- PROBLEM -
What you return must match the records below character for character, except that no picture appears.

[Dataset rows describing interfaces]
◇ ◇ ◇
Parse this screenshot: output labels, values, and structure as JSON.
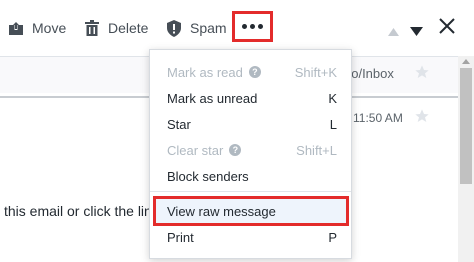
{
  "toolbar": {
    "move_label": "Move",
    "delete_label": "Delete",
    "spam_label": "Spam",
    "icons": {
      "move": "move-icon",
      "delete": "trash-icon",
      "spam": "shield-icon",
      "more": "more-dots-icon",
      "prev": "chevron-up-icon",
      "next": "chevron-down-icon",
      "close": "close-icon"
    }
  },
  "message": {
    "folder": "oo/Inbox",
    "time": "11:50 AM",
    "body_snippet": "this email or click the lin"
  },
  "menu": {
    "items": [
      {
        "label": "Mark as read",
        "shortcut": "Shift+K",
        "disabled": true,
        "help": true
      },
      {
        "label": "Mark as unread",
        "shortcut": "K",
        "disabled": false
      },
      {
        "label": "Star",
        "shortcut": "L",
        "disabled": false
      },
      {
        "label": "Clear star",
        "shortcut": "Shift+L",
        "disabled": true,
        "help": true
      },
      {
        "label": "Block senders",
        "shortcut": "",
        "disabled": false
      },
      {
        "label": "View raw message",
        "shortcut": "",
        "disabled": false,
        "highlighted": true
      },
      {
        "label": "Print",
        "shortcut": "P",
        "disabled": false
      }
    ],
    "help_glyph": "?"
  },
  "colors": {
    "highlight_border": "#e32b2b",
    "disabled_text": "#b0b9c1",
    "text": "#232a31"
  }
}
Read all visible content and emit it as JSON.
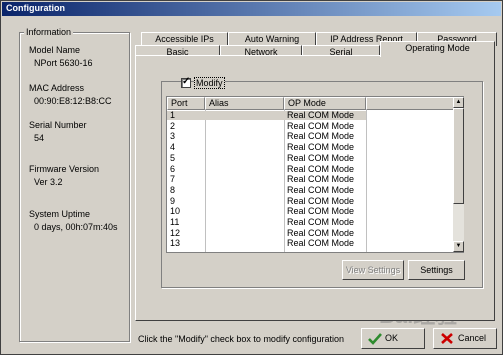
{
  "window": {
    "title": "Configuration"
  },
  "info": {
    "legend": "Information",
    "model_name_label": "Model Name",
    "model_name_value": "NPort 5630-16",
    "mac_label": "MAC Address",
    "mac_value": "00:90:E8:12:B8:CC",
    "serial_label": "Serial Number",
    "serial_value": "54",
    "firmware_label": "Firmware Version",
    "firmware_value": "Ver 3.2",
    "uptime_label": "System Uptime",
    "uptime_value": "0 days, 00h:07m:40s"
  },
  "tabs": {
    "back_row": [
      "Accessible IPs",
      "Auto Warning",
      "IP Address Report",
      "Password"
    ],
    "front_row": [
      "Basic",
      "Network",
      "Serial",
      "Operating Mode"
    ],
    "active": "Operating Mode"
  },
  "modify": {
    "label": "Modify",
    "checked": true
  },
  "ports_table": {
    "columns": [
      "Port",
      "Alias",
      "OP Mode"
    ],
    "rows": [
      {
        "port": "1",
        "alias": "",
        "mode": "Real COM Mode"
      },
      {
        "port": "2",
        "alias": "",
        "mode": "Real COM Mode"
      },
      {
        "port": "3",
        "alias": "",
        "mode": "Real COM Mode"
      },
      {
        "port": "4",
        "alias": "",
        "mode": "Real COM Mode"
      },
      {
        "port": "5",
        "alias": "",
        "mode": "Real COM Mode"
      },
      {
        "port": "6",
        "alias": "",
        "mode": "Real COM Mode"
      },
      {
        "port": "7",
        "alias": "",
        "mode": "Real COM Mode"
      },
      {
        "port": "8",
        "alias": "",
        "mode": "Real COM Mode"
      },
      {
        "port": "9",
        "alias": "",
        "mode": "Real COM Mode"
      },
      {
        "port": "10",
        "alias": "",
        "mode": "Real COM Mode"
      },
      {
        "port": "11",
        "alias": "",
        "mode": "Real COM Mode"
      },
      {
        "port": "12",
        "alias": "",
        "mode": "Real COM Mode"
      },
      {
        "port": "13",
        "alias": "",
        "mode": "Real COM Mode"
      }
    ]
  },
  "buttons": {
    "view_settings": "View Settings",
    "settings": "Settings",
    "ok": "OK",
    "cancel": "Cancel"
  },
  "status_text": "Click the \"Modify\" check box to modify configuration",
  "watermark": "Bai经验",
  "colors": {
    "titlebar": "#0a246a",
    "face": "#d4d0c8",
    "ok_check": "#2e8b2e",
    "cancel_x": "#cc0000"
  }
}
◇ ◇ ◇
- SOLUTION FOR THIS EXERCISE -
Parse this screenshot: output labels, values, and structure as JSON.
{
  "toolbar": {
    "move_label": "Move",
    "delete_label": "Delete",
    "spam_label": "Spam",
    "icons": {
      "move": "move-icon",
      "delete": "trash-icon",
      "spam": "shield-icon",
      "more": "more-dots-icon",
      "prev": "chevron-up-icon",
      "next": "chevron-down-icon",
      "close": "close-icon"
    }
  },
  "message": {
    "folder": "oo/Inbox",
    "time": "11:50 AM",
    "body_snippet": "this email or click the lin"
  },
  "menu": {
    "items": [
      {
        "label": "Mark as read",
        "shortcut": "Shift+K",
        "disabled": true,
        "help": true
      },
      {
        "label": "Mark as unread",
        "shortcut": "K",
        "disabled": false
      },
      {
        "label": "Star",
        "shortcut": "L",
        "disabled": false
      },
      {
        "label": "Clear star",
        "shortcut": "Shift+L",
        "disabled": true,
        "help": true
      },
      {
        "label": "Block senders",
        "shortcut": "",
        "disabled": false
      },
      {
        "label": "View raw message",
        "shortcut": "",
        "disabled": false,
        "highlighted": true
      },
      {
        "label": "Print",
        "shortcut": "P",
        "disabled": false
      }
    ],
    "help_glyph": "?"
  },
  "colors": {
    "highlight_border": "#e32b2b",
    "disabled_text": "#b0b9c1",
    "text": "#232a31"
  }
}
Read all visible content and emit it as JSON.
{
  "window": {
    "title": "Configuration"
  },
  "info": {
    "legend": "Information",
    "model_name_label": "Model Name",
    "model_name_value": "NPort 5630-16",
    "mac_label": "MAC Address",
    "mac_value": "00:90:E8:12:B8:CC",
    "serial_label": "Serial Number",
    "serial_value": "54",
    "firmware_label": "Firmware Version",
    "firmware_value": "Ver 3.2",
    "uptime_label": "System Uptime",
    "uptime_value": "0 days, 00h:07m:40s"
  },
  "tabs": {
    "back_row": [
      "Accessible IPs",
      "Auto Warning",
      "IP Address Report",
      "Password"
    ],
    "front_row": [
      "Basic",
      "Network",
      "Serial",
      "Operating Mode"
    ],
    "active": "Operating Mode"
  },
  "modify": {
    "label": "Modify",
    "checked": true
  },
  "ports_table": {
    "columns": [
      "Port",
      "Alias",
      "OP Mode"
    ],
    "rows": [
      {
        "port": "1",
        "alias": "",
        "mode": "Real COM Mode"
      },
      {
        "port": "2",
        "alias": "",
        "mode": "Real COM Mode"
      },
      {
        "port": "3",
        "alias": "",
        "mode": "Real COM Mode"
      },
      {
        "port": "4",
        "alias": "",
        "mode": "Real COM Mode"
      },
      {
        "port": "5",
        "alias": "",
        "mode": "Real COM Mode"
      },
      {
        "port": "6",
        "alias": "",
        "mode": "Real COM Mode"
      },
      {
        "port": "7",
        "alias": "",
        "mode": "Real COM Mode"
      },
      {
        "port": "8",
        "alias": "",
        "mode": "Real COM Mode"
      },
      {
        "port": "9",
        "alias": "",
        "mode": "Real COM Mode"
      },
      {
        "port": "10",
        "alias": "",
        "mode": "Real COM Mode"
      },
      {
        "port": "11",
        "alias": "",
        "mode": "Real COM Mode"
      },
      {
        "port": "12",
        "alias": "",
        "mode": "Real COM Mode"
      },
      {
        "port": "13",
        "alias": "",
        "mode": "Real COM Mode"
      }
    ]
  },
  "buttons": {
    "view_settings": "View Settings",
    "settings": "Settings",
    "ok": "OK",
    "cancel": "Cancel"
  },
  "status_text": "Click the \"Modify\" check box to modify configuration",
  "watermark": "Bai经验",
  "colors": {
    "titlebar": "#0a246a",
    "face": "#d4d0c8",
    "ok_check": "#2e8b2e",
    "cancel_x": "#cc0000"
  }
}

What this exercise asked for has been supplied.